▶ Exercise
In the records that come next, find every line with "JSON". Return those lines.

(Stored data entries)
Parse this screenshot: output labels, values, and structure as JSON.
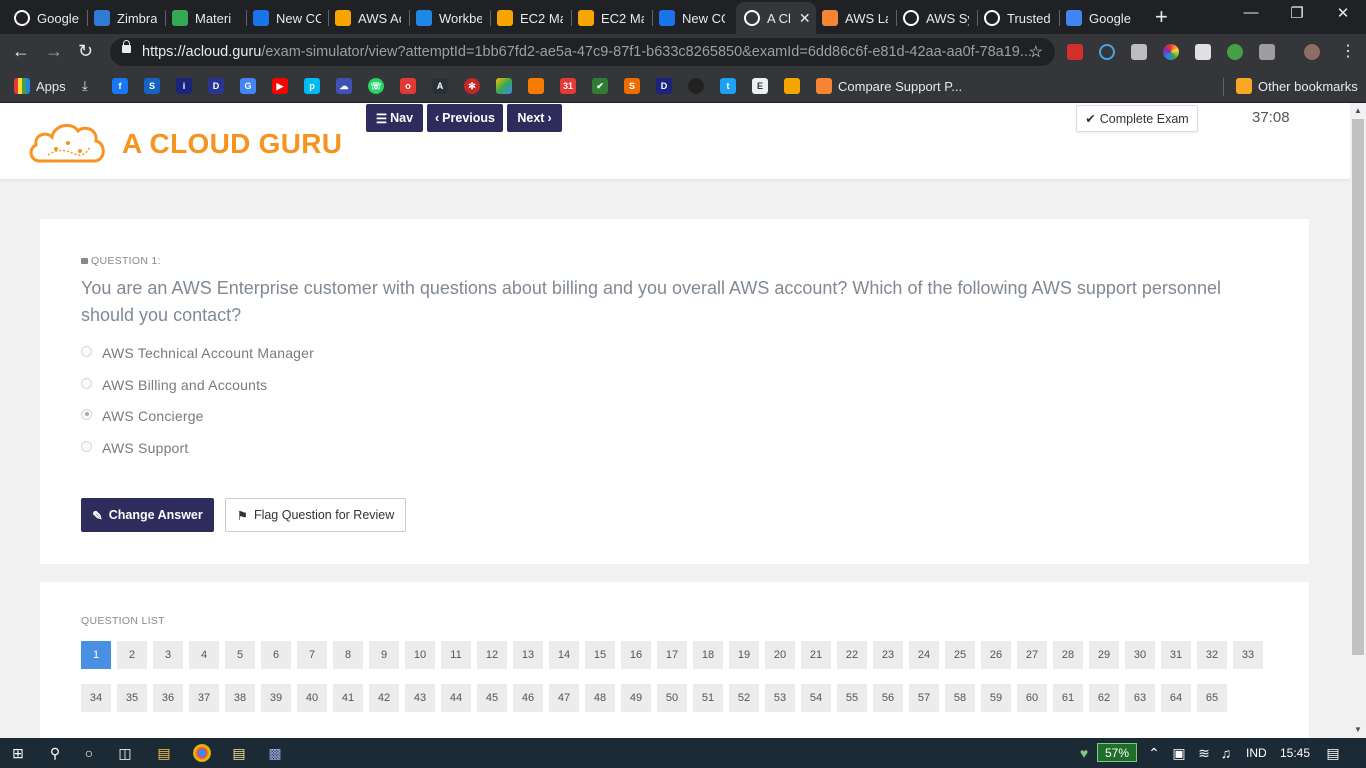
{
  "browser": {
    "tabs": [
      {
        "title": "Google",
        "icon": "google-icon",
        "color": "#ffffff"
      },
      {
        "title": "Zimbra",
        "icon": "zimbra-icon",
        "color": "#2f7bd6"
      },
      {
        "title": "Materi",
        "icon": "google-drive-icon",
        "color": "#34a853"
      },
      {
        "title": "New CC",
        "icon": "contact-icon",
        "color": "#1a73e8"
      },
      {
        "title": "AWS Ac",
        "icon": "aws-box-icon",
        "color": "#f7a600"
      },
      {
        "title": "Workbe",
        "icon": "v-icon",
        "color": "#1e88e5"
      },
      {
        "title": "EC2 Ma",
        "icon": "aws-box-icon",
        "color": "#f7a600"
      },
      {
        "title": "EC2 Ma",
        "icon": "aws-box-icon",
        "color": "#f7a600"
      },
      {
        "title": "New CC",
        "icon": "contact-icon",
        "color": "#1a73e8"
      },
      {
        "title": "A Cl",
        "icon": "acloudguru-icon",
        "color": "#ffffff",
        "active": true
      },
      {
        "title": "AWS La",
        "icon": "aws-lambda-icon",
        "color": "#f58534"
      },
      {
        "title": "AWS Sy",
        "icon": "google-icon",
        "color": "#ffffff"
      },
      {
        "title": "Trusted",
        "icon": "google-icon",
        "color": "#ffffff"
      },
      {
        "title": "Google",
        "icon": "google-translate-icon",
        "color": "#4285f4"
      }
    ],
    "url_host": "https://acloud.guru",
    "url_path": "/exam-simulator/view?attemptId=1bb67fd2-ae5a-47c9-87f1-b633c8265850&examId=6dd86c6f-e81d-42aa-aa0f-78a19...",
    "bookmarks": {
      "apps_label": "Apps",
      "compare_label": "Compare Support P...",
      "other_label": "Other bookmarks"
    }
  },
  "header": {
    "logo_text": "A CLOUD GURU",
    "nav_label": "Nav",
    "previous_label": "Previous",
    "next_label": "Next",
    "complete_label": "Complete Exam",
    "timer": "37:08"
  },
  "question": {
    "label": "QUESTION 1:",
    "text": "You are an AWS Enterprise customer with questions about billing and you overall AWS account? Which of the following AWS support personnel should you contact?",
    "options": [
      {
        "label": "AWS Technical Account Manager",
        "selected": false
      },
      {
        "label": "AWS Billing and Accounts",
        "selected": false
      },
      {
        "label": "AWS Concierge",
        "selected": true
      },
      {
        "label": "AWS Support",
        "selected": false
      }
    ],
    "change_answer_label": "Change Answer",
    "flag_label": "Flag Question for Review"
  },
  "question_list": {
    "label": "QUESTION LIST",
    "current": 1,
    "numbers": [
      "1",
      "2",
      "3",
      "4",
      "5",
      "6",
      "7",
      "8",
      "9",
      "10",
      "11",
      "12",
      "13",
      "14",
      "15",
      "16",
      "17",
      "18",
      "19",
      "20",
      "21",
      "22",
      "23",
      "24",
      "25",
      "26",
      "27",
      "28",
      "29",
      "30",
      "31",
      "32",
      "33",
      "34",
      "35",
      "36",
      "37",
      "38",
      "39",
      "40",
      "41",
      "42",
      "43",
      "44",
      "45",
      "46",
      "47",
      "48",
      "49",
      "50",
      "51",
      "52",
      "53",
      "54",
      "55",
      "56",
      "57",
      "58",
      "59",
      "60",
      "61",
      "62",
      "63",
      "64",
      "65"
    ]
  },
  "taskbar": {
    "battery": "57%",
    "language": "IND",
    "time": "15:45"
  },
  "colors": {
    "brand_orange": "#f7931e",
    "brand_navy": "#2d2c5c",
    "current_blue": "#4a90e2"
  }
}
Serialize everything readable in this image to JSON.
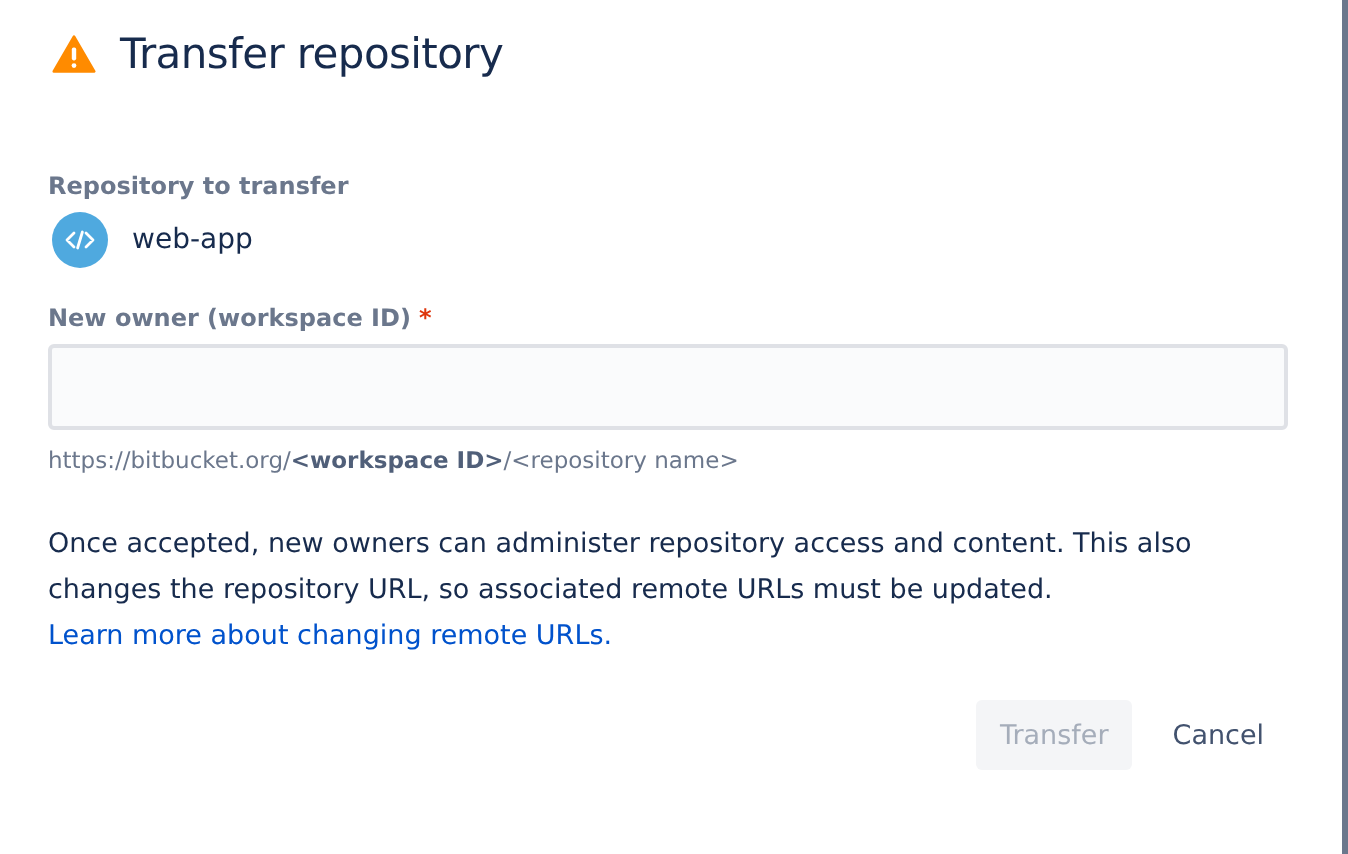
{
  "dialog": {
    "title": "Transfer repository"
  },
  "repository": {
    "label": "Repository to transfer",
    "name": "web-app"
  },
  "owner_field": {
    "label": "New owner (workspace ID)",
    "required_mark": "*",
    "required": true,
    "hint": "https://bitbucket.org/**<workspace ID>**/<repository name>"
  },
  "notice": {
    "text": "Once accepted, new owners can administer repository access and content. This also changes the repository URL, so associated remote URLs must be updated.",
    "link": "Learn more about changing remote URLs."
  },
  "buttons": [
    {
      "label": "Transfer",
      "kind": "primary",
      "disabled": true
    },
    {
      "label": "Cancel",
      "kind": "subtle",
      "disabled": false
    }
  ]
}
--
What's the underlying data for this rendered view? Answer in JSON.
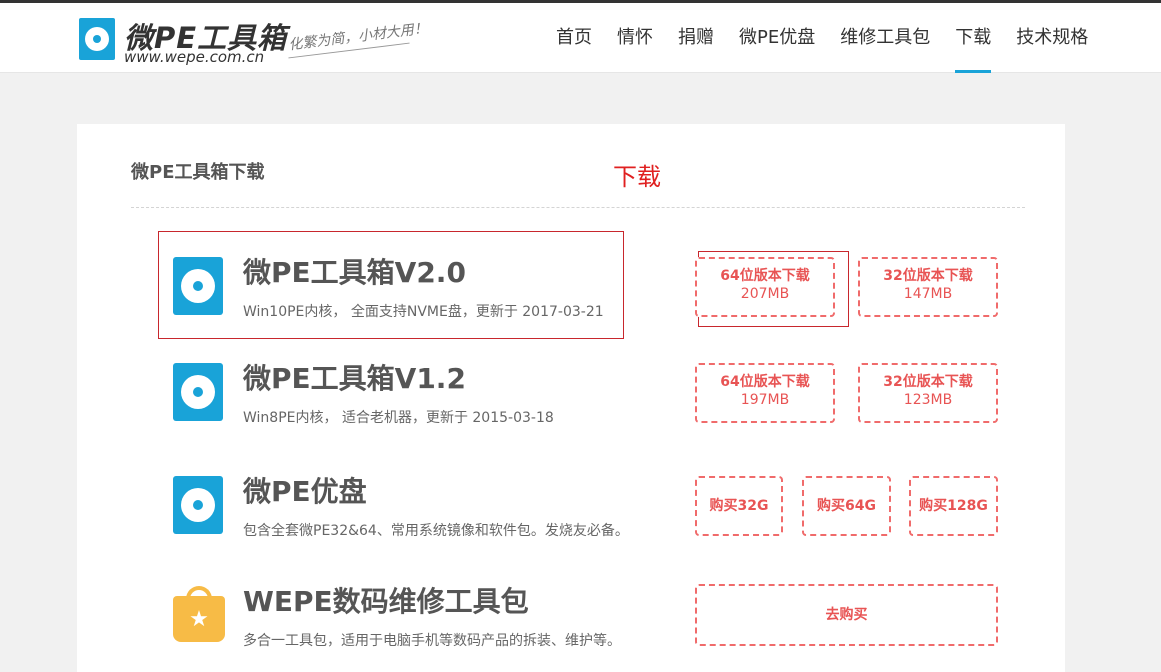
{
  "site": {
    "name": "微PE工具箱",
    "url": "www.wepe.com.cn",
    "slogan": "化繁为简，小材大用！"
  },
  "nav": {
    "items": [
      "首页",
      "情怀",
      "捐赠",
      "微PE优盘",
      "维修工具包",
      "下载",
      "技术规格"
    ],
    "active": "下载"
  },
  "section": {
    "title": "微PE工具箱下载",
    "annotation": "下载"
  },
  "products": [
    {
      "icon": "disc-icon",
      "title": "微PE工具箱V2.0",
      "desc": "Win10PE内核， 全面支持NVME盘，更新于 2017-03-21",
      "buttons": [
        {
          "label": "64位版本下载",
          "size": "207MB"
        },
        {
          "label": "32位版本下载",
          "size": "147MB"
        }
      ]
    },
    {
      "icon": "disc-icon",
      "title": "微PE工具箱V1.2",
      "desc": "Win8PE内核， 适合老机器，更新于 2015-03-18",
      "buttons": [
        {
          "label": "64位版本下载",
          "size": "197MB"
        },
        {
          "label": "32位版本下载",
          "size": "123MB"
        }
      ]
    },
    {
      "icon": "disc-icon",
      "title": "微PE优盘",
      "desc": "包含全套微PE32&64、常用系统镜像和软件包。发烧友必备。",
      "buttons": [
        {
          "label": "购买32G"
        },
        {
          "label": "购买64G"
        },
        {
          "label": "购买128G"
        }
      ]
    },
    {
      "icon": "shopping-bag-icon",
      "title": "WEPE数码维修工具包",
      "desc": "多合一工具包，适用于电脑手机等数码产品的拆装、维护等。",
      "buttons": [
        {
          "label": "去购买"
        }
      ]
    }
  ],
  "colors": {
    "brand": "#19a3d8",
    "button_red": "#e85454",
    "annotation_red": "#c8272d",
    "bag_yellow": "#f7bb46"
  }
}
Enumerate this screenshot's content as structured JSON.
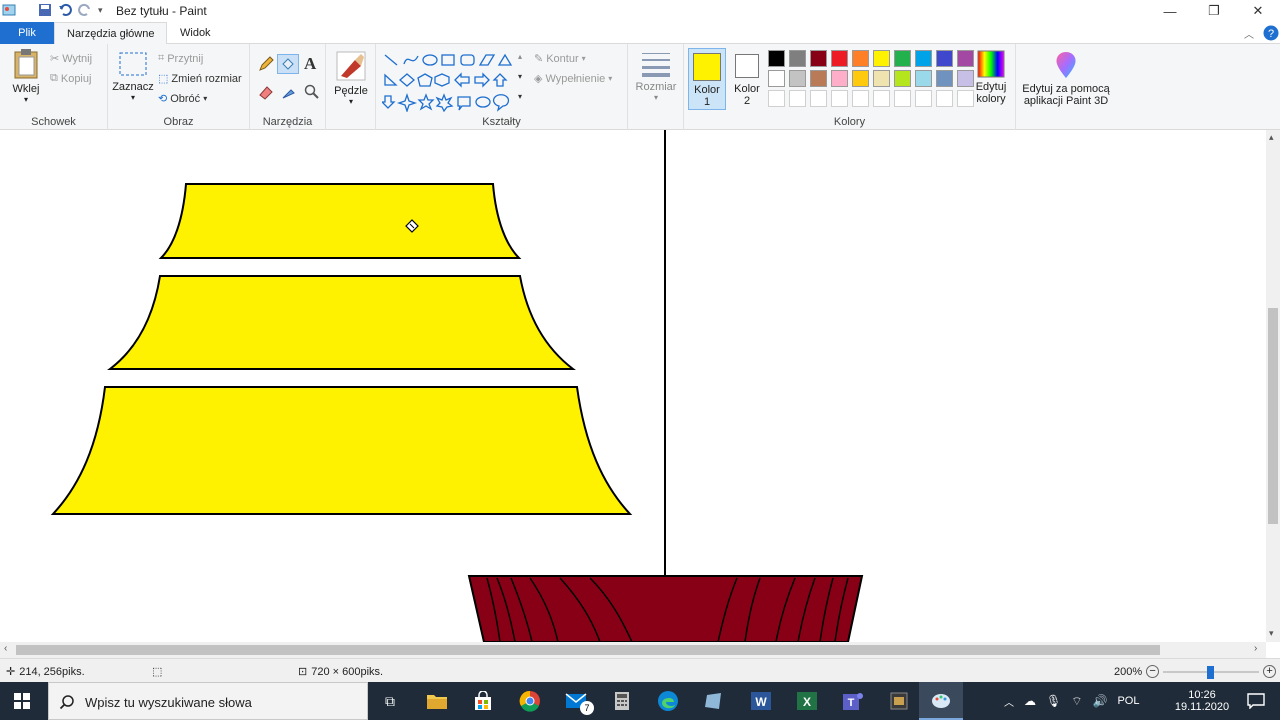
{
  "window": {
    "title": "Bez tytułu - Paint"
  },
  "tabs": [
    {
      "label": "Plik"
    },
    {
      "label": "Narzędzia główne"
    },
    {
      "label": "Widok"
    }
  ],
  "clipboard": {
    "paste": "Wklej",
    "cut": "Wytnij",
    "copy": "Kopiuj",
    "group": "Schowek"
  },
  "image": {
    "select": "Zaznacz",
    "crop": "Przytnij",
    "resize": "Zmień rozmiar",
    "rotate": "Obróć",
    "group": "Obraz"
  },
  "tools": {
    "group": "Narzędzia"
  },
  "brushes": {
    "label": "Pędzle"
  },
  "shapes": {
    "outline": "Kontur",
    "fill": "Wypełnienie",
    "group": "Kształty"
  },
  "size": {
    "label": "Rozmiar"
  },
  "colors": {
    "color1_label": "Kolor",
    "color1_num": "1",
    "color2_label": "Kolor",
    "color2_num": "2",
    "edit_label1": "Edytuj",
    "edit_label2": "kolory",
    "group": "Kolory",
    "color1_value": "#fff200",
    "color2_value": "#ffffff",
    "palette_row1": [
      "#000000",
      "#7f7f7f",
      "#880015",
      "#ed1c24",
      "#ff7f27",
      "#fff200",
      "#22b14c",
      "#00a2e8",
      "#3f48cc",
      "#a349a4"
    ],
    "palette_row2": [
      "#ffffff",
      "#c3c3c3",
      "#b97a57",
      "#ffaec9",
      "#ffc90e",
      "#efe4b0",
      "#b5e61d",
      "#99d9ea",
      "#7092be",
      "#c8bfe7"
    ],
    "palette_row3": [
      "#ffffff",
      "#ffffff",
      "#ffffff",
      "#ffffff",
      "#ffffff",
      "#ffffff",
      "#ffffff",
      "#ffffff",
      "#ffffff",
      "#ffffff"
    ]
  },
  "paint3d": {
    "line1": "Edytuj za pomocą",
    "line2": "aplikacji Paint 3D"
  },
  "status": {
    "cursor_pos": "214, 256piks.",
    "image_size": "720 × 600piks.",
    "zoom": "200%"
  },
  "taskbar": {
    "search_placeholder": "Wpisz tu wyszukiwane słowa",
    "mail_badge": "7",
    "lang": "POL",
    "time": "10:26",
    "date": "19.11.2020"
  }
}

▶ Task solution
Parse this screenshot: output labels, values, and structure as JSON.
Serialize everything readable in this image to JSON.
What's the underlying data for this rendered view? Answer in JSON.
Enumerate this screenshot's content as structured JSON.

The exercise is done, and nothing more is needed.